  • Keep your eye out for posted signs about swimming hazards. The beach has unique dangers, like currents and tides. Look for posted signs about rip currents, jellyfish warnings, surfing restrictions, and other hazards. Also, ask the lifeguard about the current water conditions when possible.
  • Don't allow kids to swim in large waves or undertows. The ocean is extremely unpredictable. Encourage kids to avoid large waves and never stand with their back to the water because a sudden wave can knock them over.
  • Teach kids what to do if they’re caught in a rip current or undertow. Before you let kids swim in an ocean, teach them that if they're caught in a rip current or undertow, they should swim parallel to the shore or tread water and call for a lifeguard's help.
  • Warn swimmers about dangerous ocean wildlife. The stings of jellyfish or Portuguese man-of-wars can be painful, so tell kids to watch out for them in the water and to tell an adult right away if they're stung.
  • Avoid swimming in bad weather. In bad weather, swimmers should get out of the water right away. If there's lightning, lifeguards will close the beach.

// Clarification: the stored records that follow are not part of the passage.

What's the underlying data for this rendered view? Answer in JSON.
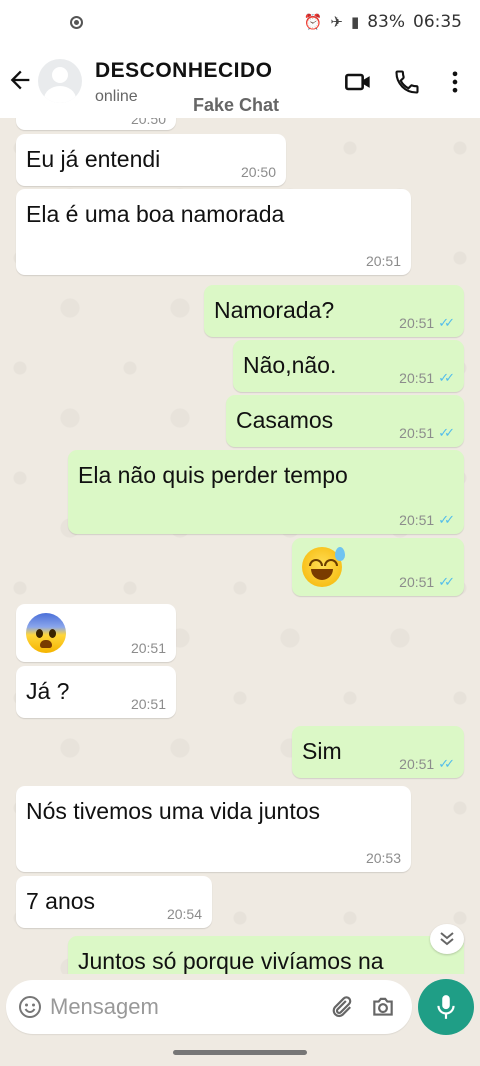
{
  "status_bar": {
    "battery": "83%",
    "time": "06:35"
  },
  "header": {
    "contact_name": "DESCONHECIDO",
    "presence": "online",
    "watermark": "Fake Chat",
    "icons": [
      "back-arrow-icon",
      "avatar",
      "video-call-icon",
      "phone-icon",
      "more-vert-icon"
    ]
  },
  "chat": {
    "partial_top_time": "20:50",
    "messages": [
      {
        "dir": "in",
        "text": "Eu já entendi",
        "time": "20:50"
      },
      {
        "dir": "in",
        "text": "Ela é uma boa namorada",
        "time": "20:51"
      },
      {
        "dir": "out",
        "text": "Namorada?",
        "time": "20:51"
      },
      {
        "dir": "out",
        "text": "Não,não.",
        "time": "20:51"
      },
      {
        "dir": "out",
        "text": "Casamos",
        "time": "20:51"
      },
      {
        "dir": "out",
        "text": "Ela não quis perder tempo",
        "time": "20:51"
      },
      {
        "dir": "out",
        "emoji": "grinning-face-with-sweat",
        "time": "20:51"
      },
      {
        "dir": "in",
        "emoji": "anxious-face-with-sweat",
        "time": "20:51"
      },
      {
        "dir": "in",
        "text": "Já ?",
        "time": "20:51"
      },
      {
        "dir": "out",
        "text": "Sim",
        "time": "20:51"
      },
      {
        "dir": "in",
        "text": "Nós tivemos uma vida juntos",
        "time": "20:53"
      },
      {
        "dir": "in",
        "text": "7 anos",
        "time": "20:54"
      },
      {
        "dir": "out",
        "text": "Juntos só porque vivíamos na",
        "time": ""
      }
    ],
    "read_ticks": "✓✓"
  },
  "composer": {
    "placeholder": "Mensagem"
  },
  "colors": {
    "incoming": "#ffffff",
    "outgoing": "#dbf8c6",
    "wallpaper": "#efeae2",
    "ticks": "#53bdeb",
    "accent": "#1f9e86"
  }
}
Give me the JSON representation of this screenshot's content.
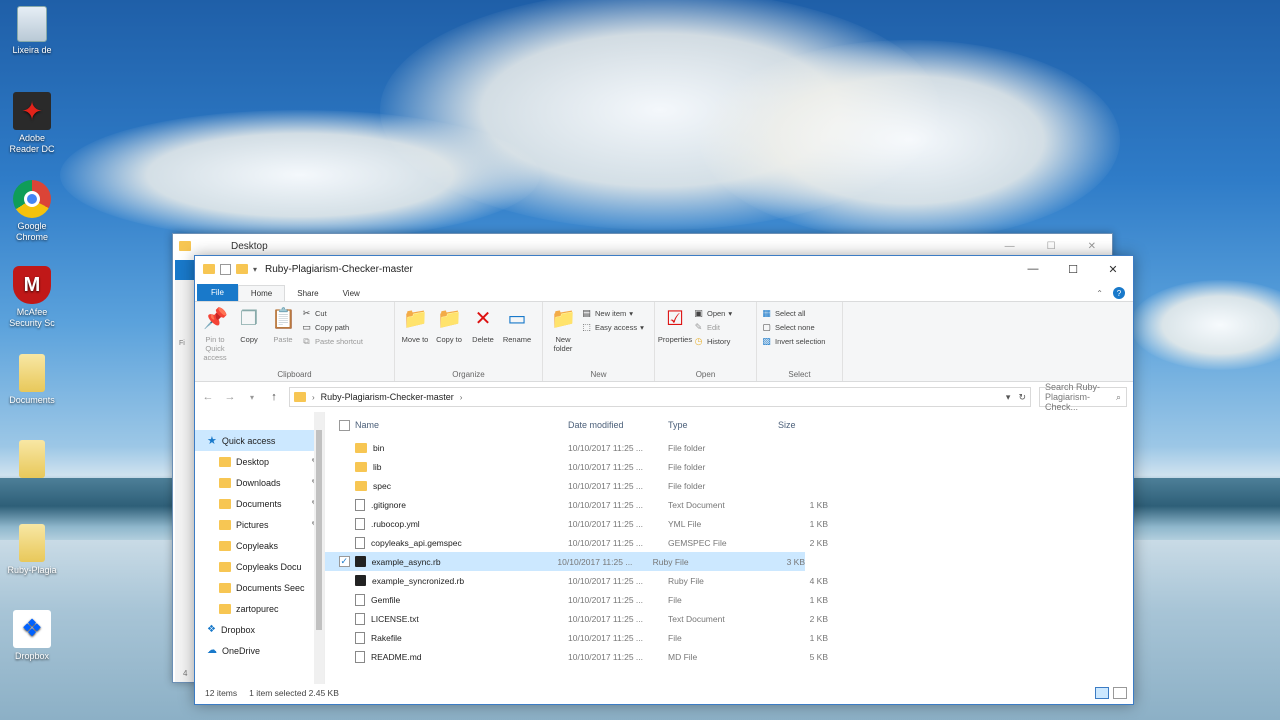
{
  "desktop": {
    "icons": [
      {
        "label": "Lixeira de",
        "icon": "recycle-bin-icon"
      },
      {
        "label": "Adobe Reader DC",
        "icon": "adobe-reader-icon"
      },
      {
        "label": "Google Chrome",
        "icon": "chrome-icon"
      },
      {
        "label": "McAfee Security Sc",
        "icon": "mcafee-icon"
      },
      {
        "label": "Documents",
        "icon": "folder-icon"
      },
      {
        "label": "",
        "icon": "folder-icon"
      },
      {
        "label": "Ruby-Plagia",
        "icon": "folder-icon"
      },
      {
        "label": "Dropbox",
        "icon": "dropbox-icon"
      }
    ]
  },
  "back_window": {
    "title": "Desktop",
    "left_strip_letter": "Fi",
    "bottom_char": "4"
  },
  "window": {
    "title": "Ruby-Plagiarism-Checker-master",
    "controls": {
      "minimize": "—",
      "maximize": "☐",
      "close": "✕"
    },
    "tabs": [
      {
        "label": "File",
        "kind": "file"
      },
      {
        "label": "Home",
        "kind": "active"
      },
      {
        "label": "Share",
        "kind": "normal"
      },
      {
        "label": "View",
        "kind": "normal"
      }
    ],
    "help": "?",
    "ribbon": {
      "clipboard": {
        "label": "Clipboard",
        "pin": "Pin to Quick access",
        "copy": "Copy",
        "paste": "Paste",
        "cut": "Cut",
        "copy_path": "Copy path",
        "paste_shortcut": "Paste shortcut"
      },
      "organize": {
        "label": "Organize",
        "move_to": "Move to",
        "copy_to": "Copy to",
        "delete": "Delete",
        "rename": "Rename"
      },
      "new": {
        "label": "New",
        "new_folder": "New folder",
        "new_item": "New item",
        "easy_access": "Easy access"
      },
      "open": {
        "label": "Open",
        "properties": "Properties",
        "open": "Open",
        "edit": "Edit",
        "history": "History"
      },
      "select": {
        "label": "Select",
        "select_all": "Select all",
        "select_none": "Select none",
        "invert": "Invert selection"
      }
    },
    "address": {
      "path": "Ruby-Plagiarism-Checker-master",
      "search_placeholder": "Search Ruby-Plagiarism-Check..."
    },
    "nav": [
      {
        "label": "Quick access",
        "icon": "star",
        "top": true,
        "pinned": false
      },
      {
        "label": "Desktop",
        "icon": "folder",
        "top": false,
        "pinned": true
      },
      {
        "label": "Downloads",
        "icon": "folder",
        "top": false,
        "pinned": true
      },
      {
        "label": "Documents",
        "icon": "folder",
        "top": false,
        "pinned": true
      },
      {
        "label": "Pictures",
        "icon": "folder",
        "top": false,
        "pinned": true
      },
      {
        "label": "Copyleaks",
        "icon": "folder",
        "top": false,
        "pinned": false
      },
      {
        "label": "Copyleaks Docu",
        "icon": "folder",
        "top": false,
        "pinned": false
      },
      {
        "label": "Documents Seec",
        "icon": "folder",
        "top": false,
        "pinned": false
      },
      {
        "label": "zartopurec",
        "icon": "folder",
        "top": false,
        "pinned": false
      },
      {
        "label": "Dropbox",
        "icon": "dropbox",
        "top": true,
        "pinned": false
      },
      {
        "label": "OneDrive",
        "icon": "cloud",
        "top": true,
        "pinned": false
      }
    ],
    "columns": {
      "name": "Name",
      "date": "Date modified",
      "type": "Type",
      "size": "Size"
    },
    "files": [
      {
        "name": "bin",
        "date": "10/10/2017 11:25 ...",
        "type": "File folder",
        "size": "",
        "icon": "folder"
      },
      {
        "name": "lib",
        "date": "10/10/2017 11:25 ...",
        "type": "File folder",
        "size": "",
        "icon": "folder"
      },
      {
        "name": "spec",
        "date": "10/10/2017 11:25 ...",
        "type": "File folder",
        "size": "",
        "icon": "folder"
      },
      {
        "name": ".gitignore",
        "date": "10/10/2017 11:25 ...",
        "type": "Text Document",
        "size": "1 KB",
        "icon": "doc"
      },
      {
        "name": ".rubocop.yml",
        "date": "10/10/2017 11:25 ...",
        "type": "YML File",
        "size": "1 KB",
        "icon": "doc"
      },
      {
        "name": "copyleaks_api.gemspec",
        "date": "10/10/2017 11:25 ...",
        "type": "GEMSPEC File",
        "size": "2 KB",
        "icon": "doc"
      },
      {
        "name": "example_async.rb",
        "date": "10/10/2017 11:25 ...",
        "type": "Ruby File",
        "size": "3 KB",
        "icon": "ruby",
        "selected": true
      },
      {
        "name": "example_syncronized.rb",
        "date": "10/10/2017 11:25 ...",
        "type": "Ruby File",
        "size": "4 KB",
        "icon": "ruby"
      },
      {
        "name": "Gemfile",
        "date": "10/10/2017 11:25 ...",
        "type": "File",
        "size": "1 KB",
        "icon": "doc"
      },
      {
        "name": "LICENSE.txt",
        "date": "10/10/2017 11:25 ...",
        "type": "Text Document",
        "size": "2 KB",
        "icon": "doc"
      },
      {
        "name": "Rakefile",
        "date": "10/10/2017 11:25 ...",
        "type": "File",
        "size": "1 KB",
        "icon": "doc"
      },
      {
        "name": "README.md",
        "date": "10/10/2017 11:25 ...",
        "type": "MD File",
        "size": "5 KB",
        "icon": "doc"
      }
    ],
    "status": {
      "count": "12 items",
      "selection": "1 item selected  2.45 KB"
    }
  }
}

Boating and Jet Skis

  • Make sure people handling the boat are sober. When boating, the captain or person handling the boat should be sober, experienced, and competent. One-third of boating deaths are alcohol-related. Because there are no road signs or lane markers on the water and the weather can be unpredictable, it's important to be able to think quickly and react well under pressure. Any boat outing should include a designated driver who won't drink. Be sure teens know about the dangers of alcohol, on and off the water.
  • Use proper-fitting, Coast Guard-approved flotation devices (life vests). Check the weight and size recommendations on the label, then have your child try it on to make sure it fits snugly. For kids younger than five years old, choose a vest with a strap between the legs and head support: the collar will keep the child's head up and face out of the water. Inflatable vests and arm devices, such as water wings, are not effective protection against drowning.
  • Follow the same boating safety rules when using jet skis or personal watercraft. Accidents can still happen on jet skis or personal watercrafts, so be diligent and obey the same safety rules you’d obey on a boat. Check the laws in your area about the use of personal watercraft. Some states won't allow people under a certain age to operate them, while others require people to take a course or pass a test before they can ride one.

Water Temperature Guidelines for Outdoor Water Recreation

Water temperature is important. Enter the water slowly and make sure it feels comfortable for you and your kids. A temperature below 70°F (20°C) is cold to most swimmers. Recommended water temperatures vary depending on the activity and a swimmer's age. Here are some things to keep in mind about water temperature:

  • In general, 82°F–86°F (28°C–30°C) is comfortable for recreational swimming for children.
  • Babies are more comfortable when the water is on the warmer side of this temperature range.
  • Body temperature drops more quickly in water than on land. It doesn't take long for hypothermia (when the body loses heat faster than it can make it) to set in. Get a child who's shivering or has muscle cramps out of the water right away and warm them with towels, blankets, or clothing.

Learn more about safety around water here

Category: Water Safety